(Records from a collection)
______________________________

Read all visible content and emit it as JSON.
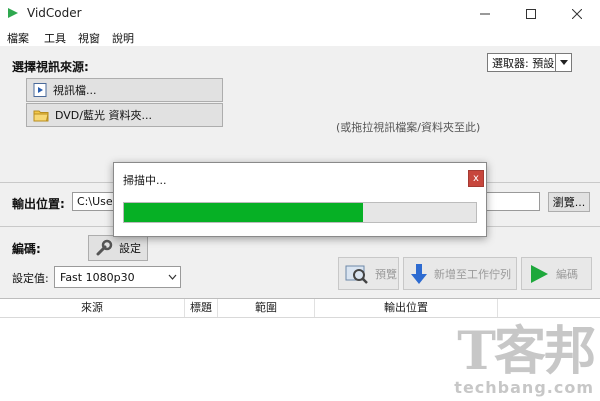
{
  "app": {
    "title": "VidCoder"
  },
  "menu": [
    "檔案",
    "工具",
    "視窗",
    "說明"
  ],
  "source": {
    "label": "選擇視訊來源:",
    "video_file": "視訊檔...",
    "dvd_folder": "DVD/藍光 資料夾...",
    "drag_hint": "(或拖拉視訊檔案/資料夾至此)"
  },
  "selector": {
    "label": "選取器: 預設"
  },
  "output": {
    "label": "輸出位置:",
    "path": "C:\\User",
    "browse": "瀏覽..."
  },
  "encoding": {
    "label": "編碼:",
    "settings_button": "設定",
    "preset_label": "設定值:",
    "preset_value": "Fast 1080p30",
    "preview": "預覽",
    "add_queue": "新增至工作佇列",
    "encode": "編碼"
  },
  "table": {
    "headers": [
      "來源",
      "標題",
      "範圍",
      "輸出位置"
    ]
  },
  "dialog": {
    "title": "掃描中...",
    "close": "x",
    "progress": 0.68
  },
  "colors": {
    "progress": "#06b025",
    "play": "#1ea83c",
    "close": "#c7463c"
  },
  "watermark": {
    "logo": "T客邦",
    "text": "techbang.com"
  }
}
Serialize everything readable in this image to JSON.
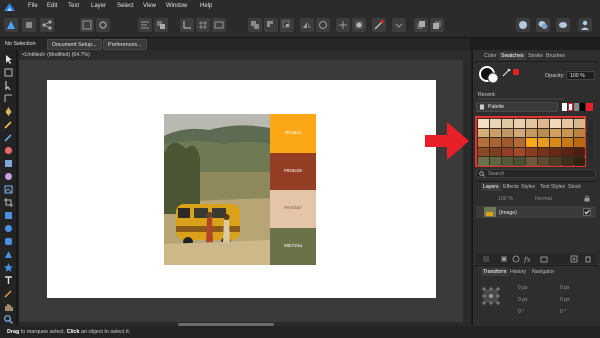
{
  "menu": [
    "File",
    "Edit",
    "Text",
    "Layer",
    "Select",
    "View",
    "Window",
    "Help"
  ],
  "context_bar": {
    "selection": "No Selection",
    "document_setup": "Document Setup...",
    "preferences": "Preferences..."
  },
  "document": {
    "title": "<Untitled> (Modified) (64.7%)"
  },
  "colors": {
    "ui_bg": "#1e1e1e",
    "panel_bg": "#2e2e2e",
    "accent_red": "#e8202a",
    "palette_highlight": "#e23333"
  },
  "swatches": [
    {
      "hex": "#fca815",
      "label": "#fca815",
      "text": "#fca815"
    },
    {
      "hex": "#933e25",
      "label": "#933e25",
      "text": "#933e25"
    },
    {
      "hex": "#e4c5a7",
      "label": "#e4c5a7",
      "text": "#e4c5a7"
    },
    {
      "hex": "#6b724a",
      "label": "#6b724a",
      "text": "#6b724a"
    }
  ],
  "panel": {
    "top_tabs": [
      "Color",
      "Swatches",
      "Stroke",
      "Brushes"
    ],
    "active_top_tab": "Swatches",
    "opacity_label": "Opacity:",
    "opacity_value": "100 %",
    "recent_label": "Recent:",
    "palette_label": "Palette",
    "search_placeholder": "Search",
    "layer_tabs": [
      "Layers",
      "Effects",
      "Styles",
      "Text Styles",
      "Stock"
    ],
    "active_layer_tab": "Layers",
    "layer_opacity": "100 %",
    "blend_mode": "Normal",
    "layer_name": "(Image)",
    "bottom_tabs": [
      "Transform",
      "History",
      "Navigator"
    ],
    "active_bottom_tab": "Transform",
    "transform_fields": [
      "0 px",
      "0 px",
      "0 px",
      "0 px",
      "0 °",
      "0 °"
    ]
  },
  "status": {
    "action1": "Drag",
    "text1": "to marquee select.",
    "action2": "Click",
    "text2": "an object to select it."
  },
  "icons": {
    "arrow": "arrow-right-icon"
  }
}
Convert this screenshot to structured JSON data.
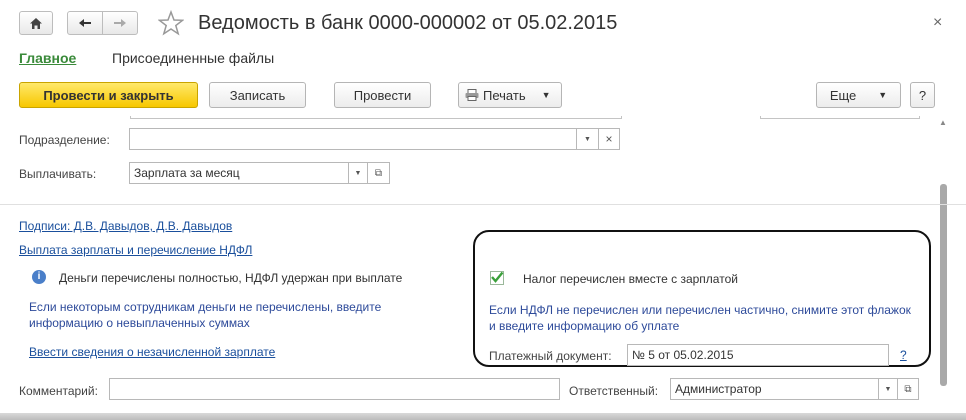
{
  "window": {
    "title": "Ведомость в банк 0000-000002 от 05.02.2015",
    "close_glyph": "×"
  },
  "tabs": [
    {
      "label": "Главное"
    },
    {
      "label": "Присоединенные файлы"
    }
  ],
  "toolbar": {
    "post_close": "Провести и закрыть",
    "save": "Записать",
    "post": "Провести",
    "print": "Печать",
    "more": "Еще",
    "help": "?"
  },
  "form": {
    "department_label": "Подразделение:",
    "department_value": "",
    "pay_label": "Выплачивать:",
    "pay_value": "Зарплата за месяц",
    "signatures_link": "Подписи: Д.В. Давыдов, Д.В. Давыдов",
    "payout_link": "Выплата зарплаты и перечисление НДФЛ",
    "status_text": "Деньги перечислены  полностью, НДФЛ удержан при выплате",
    "hint_unpaid": "Если некоторым сотрудникам деньги не перечислены, введите информацию о невыплаченных суммах",
    "unpaid_link": "Ввести сведения о незачисленной зарплате",
    "tax_checkbox_label": "Налог перечислен вместе с зарплатой",
    "tax_checkbox_checked": true,
    "tax_hint": "Если НДФЛ не перечислен или перечислен частично, снимите этот флажок и введите информацию об уплате",
    "payment_doc_label": "Платежный документ:",
    "payment_doc_value": "№ 5 от 05.02.2015",
    "payment_doc_help": "?",
    "comment_label": "Комментарий:",
    "comment_value": "",
    "responsible_label": "Ответственный:",
    "responsible_value": "Администратор"
  },
  "colors": {
    "primary_button": "#f7c700",
    "link": "#1a4f9c",
    "active_tab": "#3a8a3a",
    "checkbox": "#3aa03a"
  }
}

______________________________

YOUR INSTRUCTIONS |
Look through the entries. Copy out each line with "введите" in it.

ANSWER BOX |
    "hint_unpaid": "Если некоторым сотрудникам деньги не перечислены, введите информацию о невыплаченных суммах",
    "tax_hint": "Если НДФЛ не перечислен или перечислен частично, снимите этот флажок и введите информацию об уплате",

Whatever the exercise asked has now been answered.